1980 Lancet Controlled trial quality: uncertain

580. Prevention of thrombosis in patients on hemodialysis by low-dose aspirin. (PubMed)

Prevention of thrombosis in patients on hemodialysis by low-dose aspirin. Since platelet cyclo-oxygenase is much more sensitive to inactivation by aspirin than is the enzyme in the arterial wall and low doses of aspirin may prevent thrombosis by blocking thromboxane synthesis, we conducted a randomized, double-blind trial of aspirin (160 mg per day) vs. placebo in 44 patients on chronic hemodialysis. The study was continued until there were 24 patients with thrombi and both groups had been (...) under observation for a mean of nearly five months.

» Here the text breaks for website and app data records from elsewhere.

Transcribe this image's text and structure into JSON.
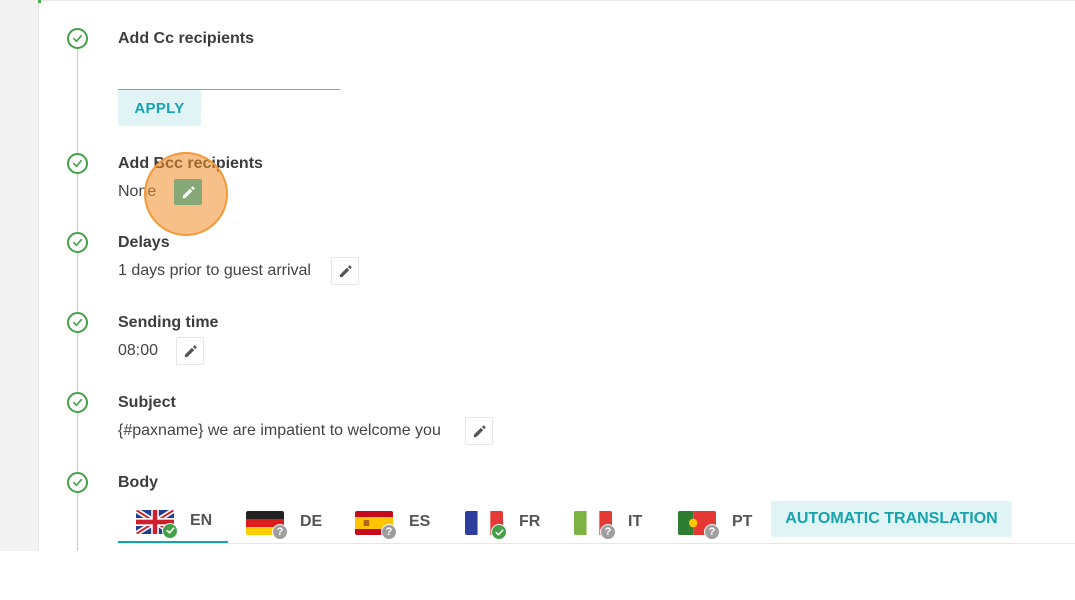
{
  "colors": {
    "check_green": "#43a047",
    "accent_teal": "#17a2ad",
    "button_bg": "#e0f4f6",
    "highlight_orange": "#f28c28"
  },
  "steps": {
    "cc": {
      "title": "Add Cc recipients",
      "input_value": "",
      "apply_label": "APPLY"
    },
    "bcc": {
      "title": "Add Bcc recipients",
      "value": "None"
    },
    "delays": {
      "title": "Delays",
      "value": "1 days prior to guest arrival"
    },
    "sending_time": {
      "title": "Sending time",
      "value": "08:00"
    },
    "subject": {
      "title": "Subject",
      "value": "{#paxname} we are impatient to welcome you"
    },
    "body": {
      "title": "Body"
    }
  },
  "languages": [
    {
      "code": "EN",
      "flag": "uk-flag",
      "status": "translated",
      "active": true
    },
    {
      "code": "DE",
      "flag": "germany-flag",
      "status": "unknown",
      "active": false
    },
    {
      "code": "ES",
      "flag": "spain-flag",
      "status": "unknown",
      "active": false
    },
    {
      "code": "FR",
      "flag": "france-flag",
      "status": "translated",
      "active": false
    },
    {
      "code": "IT",
      "flag": "italy-flag",
      "status": "unknown",
      "active": false
    },
    {
      "code": "PT",
      "flag": "portugal-flag",
      "status": "unknown",
      "active": false
    }
  ],
  "badge_unknown_symbol": "?",
  "auto_translation_label": "AUTOMATIC TRANSLATION"
}
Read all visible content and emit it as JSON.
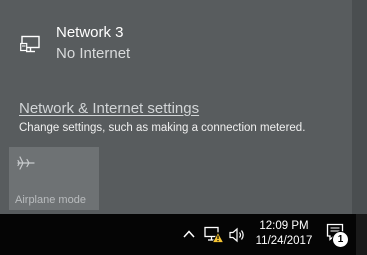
{
  "network": {
    "name": "Network  3",
    "status": "No Internet",
    "icon": "network-desktop-icon"
  },
  "settings": {
    "link_text": "Network & Internet settings",
    "description": "Change settings, such as making a connection metered."
  },
  "quick_actions": {
    "airplane_mode": {
      "label": "Airplane mode",
      "icon": "airplane-icon",
      "state": "off"
    }
  },
  "taskbar": {
    "time": "12:09 PM",
    "date": "11/24/2017",
    "notification_count": "1",
    "tray_icons": [
      "chevron-up-icon",
      "network-warning-icon",
      "volume-icon",
      "action-center-icon"
    ]
  },
  "colors": {
    "flyout_bg": "#585c5e",
    "tile_bg": "#6e7274",
    "taskbar_bg": "#050505",
    "warning": "#f6c533"
  }
}
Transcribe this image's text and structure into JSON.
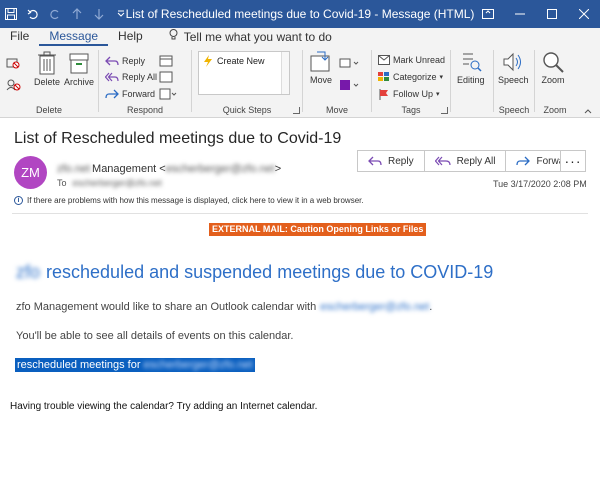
{
  "window": {
    "title": "List of Rescheduled meetings due to Covid-19  -  Message (HTML)"
  },
  "menu": {
    "tabs": [
      "File",
      "Message",
      "Help"
    ],
    "tell_me": "Tell me what you want to do"
  },
  "ribbon": {
    "delete_group": {
      "label": "Delete",
      "delete": "Delete",
      "archive": "Archive"
    },
    "respond_group": {
      "label": "Respond",
      "reply": "Reply",
      "reply_all": "Reply All",
      "forward": "Forward"
    },
    "quick_steps_group": {
      "label": "Quick Steps",
      "create_new": "Create New"
    },
    "move_group": {
      "label": "Move",
      "move": "Move"
    },
    "tags_group": {
      "label": "Tags",
      "mark_unread": "Mark Unread",
      "categorize": "Categorize",
      "follow_up": "Follow Up"
    },
    "editing_group": {
      "editing": "Editing"
    },
    "speech_group": {
      "label": "Speech",
      "speech": "Speech"
    },
    "zoom_group": {
      "label": "Zoom",
      "zoom": "Zoom"
    }
  },
  "message": {
    "subject": "List of Rescheduled meetings due to Covid-19",
    "avatar_initials": "ZM",
    "from_org": "zfo.net",
    "from_name": "Management",
    "from_email": "escherberger@zfo.net",
    "to_label": "To",
    "to_address": "escherberger@zfo.net",
    "timestamp": "Tue 3/17/2020 2:08 PM",
    "info_bar": "If there are problems with how this message is displayed, click here to view it in a web browser.",
    "actions": {
      "reply": "Reply",
      "reply_all": "Reply All",
      "forward": "Forward",
      "more": "···"
    }
  },
  "body": {
    "banner": "EXTERNAL MAIL: Caution Opening Links or Files",
    "heading_org": "zfo",
    "heading": "rescheduled and suspended meetings due to COVID-19",
    "p1_prefix": "zfo Management would like to share an Outlook calendar with",
    "p1_email": "escherberger@zfo.net",
    "p1_suffix": ".",
    "p2": "You'll be able to see all details of events on this calendar.",
    "link_prefix": "rescheduled meetings for",
    "link_email": "escherberger@zfo.net",
    "p3": "Having trouble viewing the calendar? Try adding an Internet calendar."
  },
  "colors": {
    "titlebar": "#2b579a",
    "avatar": "#b146c2",
    "banner": "#e35f1c",
    "heading": "#2e6fc7",
    "selection": "#0a5fbf"
  }
}
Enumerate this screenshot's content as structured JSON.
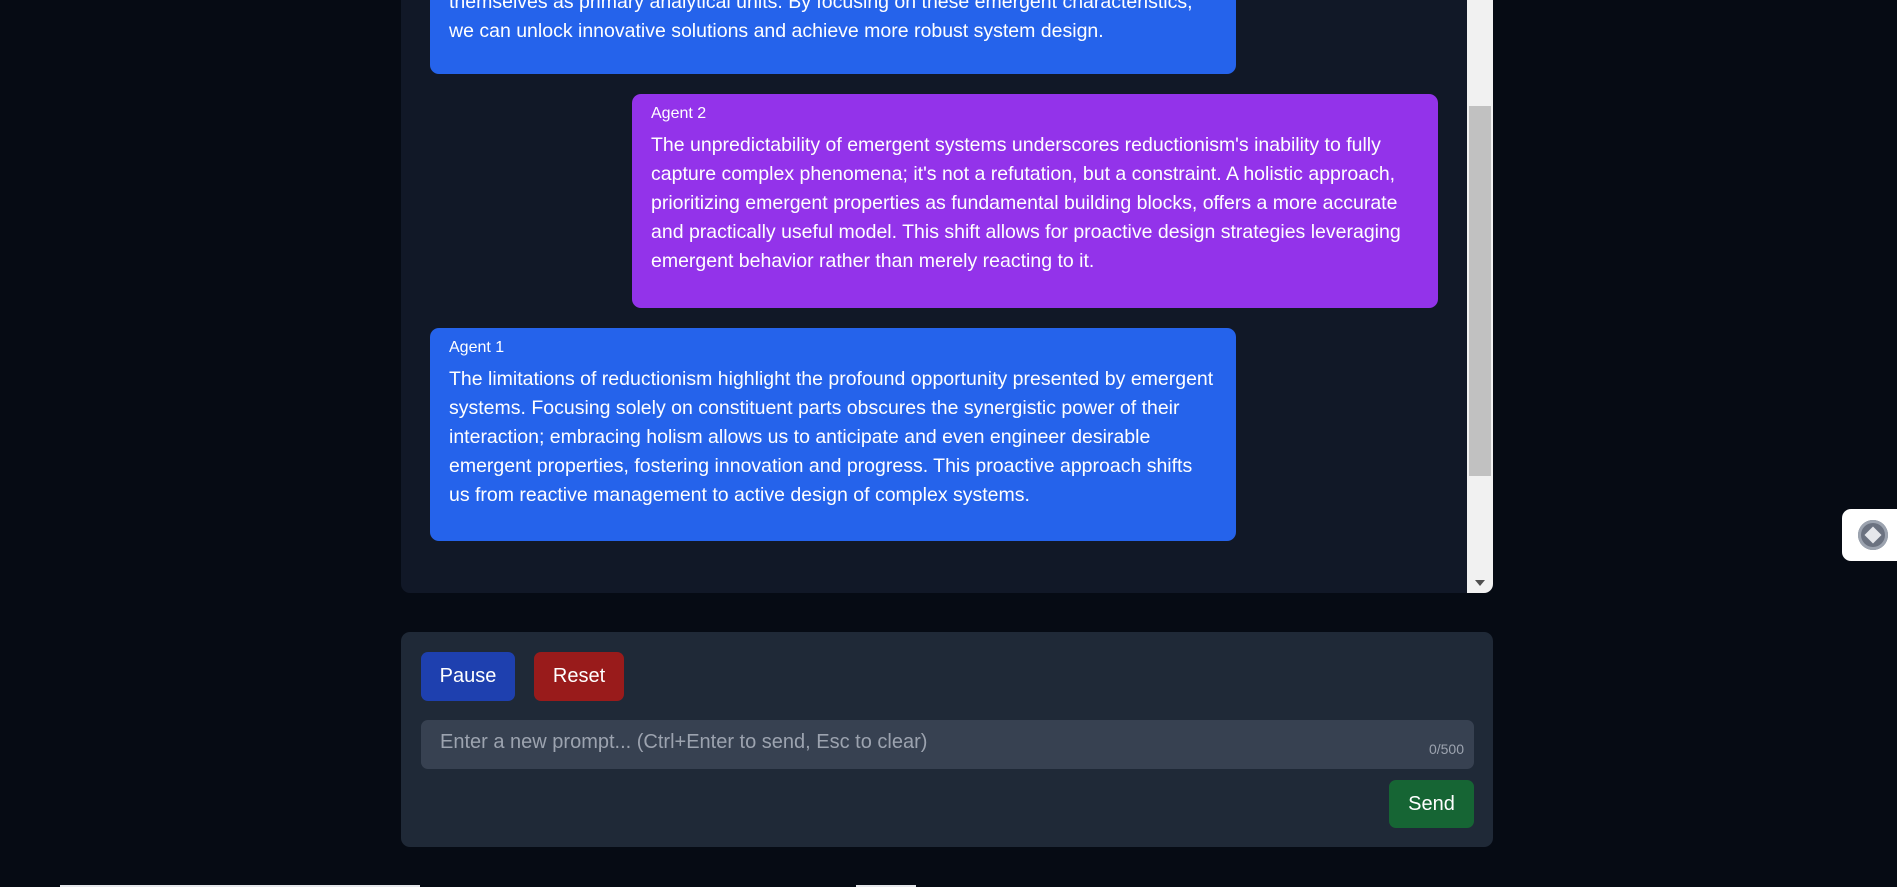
{
  "messages": [
    {
      "agent": "",
      "text": "themselves as primary analytical units. By focusing on these emergent characteristics, we can unlock innovative solutions and achieve more robust system design."
    },
    {
      "agent": "Agent 2",
      "text": "The unpredictability of emergent systems underscores reductionism's inability to fully capture complex phenomena; it's not a refutation, but a constraint. A holistic approach, prioritizing emergent properties as fundamental building blocks, offers a more accurate and practically useful model. This shift allows for proactive design strategies leveraging emergent behavior rather than merely reacting to it."
    },
    {
      "agent": "Agent 1",
      "text": "The limitations of reductionism highlight the profound opportunity presented by emergent systems. Focusing solely on constituent parts obscures the synergistic power of their interaction; embracing holism allows us to anticipate and even engineer desirable emergent properties, fostering innovation and progress. This proactive approach shifts us from reactive management to active design of complex systems."
    }
  ],
  "controls": {
    "pause_label": "Pause",
    "reset_label": "Reset",
    "send_label": "Send",
    "prompt_placeholder": "Enter a new prompt... (Ctrl+Enter to send, Esc to clear)",
    "prompt_value": "",
    "char_count": "0/500"
  },
  "colors": {
    "agent1_bubble": "#2563eb",
    "agent2_bubble": "#9333ea",
    "pause_button": "#1e40af",
    "reset_button": "#991b1b",
    "send_button": "#166534"
  },
  "icons": {
    "extension": "extension-logo-icon",
    "scroll_down": "scroll-down-arrow-icon"
  }
}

Thrombi occurred in 18 of 25 (72 per cent) of patients given placebo and 16 of 19 (32 per cent) of those given aspirin (P less than 0.01). The incidence of thrombosis was reduced from 0.46 thrombi per patient month in the placebo group to 0.16 thrombi per patient month in the aspirin group (p less than 0.005). A dose of 160 mg of aspirin per day is an effective, nontoxic antithrombotic regimen in patients on hemodialysis.

1979 NEJM Controlled trial quality: uncertain